During ski season, Friday nights at my house are usually pizza nights. Homemade pies loaded with cheese, veggies, and pepperoni are the ultimate comfort food and the best way to cap off a stressful workweek. The leftovers also make the best ski lunch imaginable. My boyfriend and I always make extra to bring to the mountain the next day. A few slices fit neatly into a Ziploc that lies flat in my jacket pocket, and they’re easy to eat one-handed (and glove-handed if it’s frigid and I’m really desperate). It feels more indulgent than the usual PB&J or energy bar but is still easy to snack on during lift rides without making a mess. Plus, cheese and bread are good endurance fuels, right? —Ariella Gintzler, associate editor
A cheesy slice contains more fat than would be ideal midway through a ski day, according to Gravani. That means you may feel sluggish after eating it, as fats tend to sit heavier in the stomach and digest slower than carbs and protein.
With a kid at home, I’m all about efficiency on the slopes. My go-to lunch is a simple flour-tortilla wrap with peppered salami, cheddar cheese, avocado, and hot sauce. It’s easy and tidy to eat on the run, but the protein hit gives me sustained energy without bogging me down. —Will Taylor, gear director
“I do love that he chose a shelf-stable meat, and the rest of the components are really quality, too,” says Gravani. Salami is still a fatty meat, though, so swapping it out with a low-fat alternative like turkey would make this meal perfect and help avoid post-meal sluggishness.
Cheese and Crackers
Since I won’t be able to treat myself with chicken fingers and ranch dressing this year—the absolute best ski lunch, in my opinion—I’ll be packing my favorite backpacking meal: cheese and crackers. I prefer a solid hunk of cheddar cheese paired with Wasa Multi-Grain crispbread. And I’ll throw in a beef stick or jerky if I get really hungry. —Kelsey Lindsey, associate editor
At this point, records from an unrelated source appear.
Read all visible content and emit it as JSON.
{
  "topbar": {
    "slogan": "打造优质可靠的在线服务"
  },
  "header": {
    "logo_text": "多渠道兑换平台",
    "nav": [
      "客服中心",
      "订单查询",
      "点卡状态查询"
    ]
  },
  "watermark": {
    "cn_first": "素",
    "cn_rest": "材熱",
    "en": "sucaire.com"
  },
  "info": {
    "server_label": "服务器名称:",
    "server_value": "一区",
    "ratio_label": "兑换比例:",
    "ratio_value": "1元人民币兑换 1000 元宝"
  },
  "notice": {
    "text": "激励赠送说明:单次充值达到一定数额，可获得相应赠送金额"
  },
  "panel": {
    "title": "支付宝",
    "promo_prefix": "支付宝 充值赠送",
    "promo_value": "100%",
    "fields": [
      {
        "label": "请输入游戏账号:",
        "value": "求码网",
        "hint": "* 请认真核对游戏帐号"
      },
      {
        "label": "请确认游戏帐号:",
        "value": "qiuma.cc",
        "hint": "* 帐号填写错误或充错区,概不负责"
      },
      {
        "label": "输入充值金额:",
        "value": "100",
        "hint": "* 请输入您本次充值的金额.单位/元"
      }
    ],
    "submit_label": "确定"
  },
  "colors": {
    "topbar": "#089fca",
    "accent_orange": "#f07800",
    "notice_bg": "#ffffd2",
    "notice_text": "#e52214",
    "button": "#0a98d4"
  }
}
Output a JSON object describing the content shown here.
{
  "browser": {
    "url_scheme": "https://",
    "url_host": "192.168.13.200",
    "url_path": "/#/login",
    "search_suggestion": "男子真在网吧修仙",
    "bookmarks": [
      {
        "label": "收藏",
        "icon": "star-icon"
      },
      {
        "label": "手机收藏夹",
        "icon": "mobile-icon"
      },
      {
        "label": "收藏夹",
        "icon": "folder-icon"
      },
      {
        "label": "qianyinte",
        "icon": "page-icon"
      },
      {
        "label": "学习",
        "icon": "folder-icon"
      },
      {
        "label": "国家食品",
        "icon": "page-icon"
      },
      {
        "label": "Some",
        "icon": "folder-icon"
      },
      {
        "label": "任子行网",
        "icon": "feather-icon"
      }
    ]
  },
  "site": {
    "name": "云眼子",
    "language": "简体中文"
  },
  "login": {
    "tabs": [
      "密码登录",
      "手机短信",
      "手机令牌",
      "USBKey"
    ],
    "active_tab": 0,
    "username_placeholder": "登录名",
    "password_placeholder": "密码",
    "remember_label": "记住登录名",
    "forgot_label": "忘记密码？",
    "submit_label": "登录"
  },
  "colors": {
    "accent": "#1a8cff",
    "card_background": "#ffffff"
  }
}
“This one is lower protein and higher fat than is ideal,” says Gravani. Adding in a lean meat like turkey jerky to increase the protein would achieve a better nutrient balance.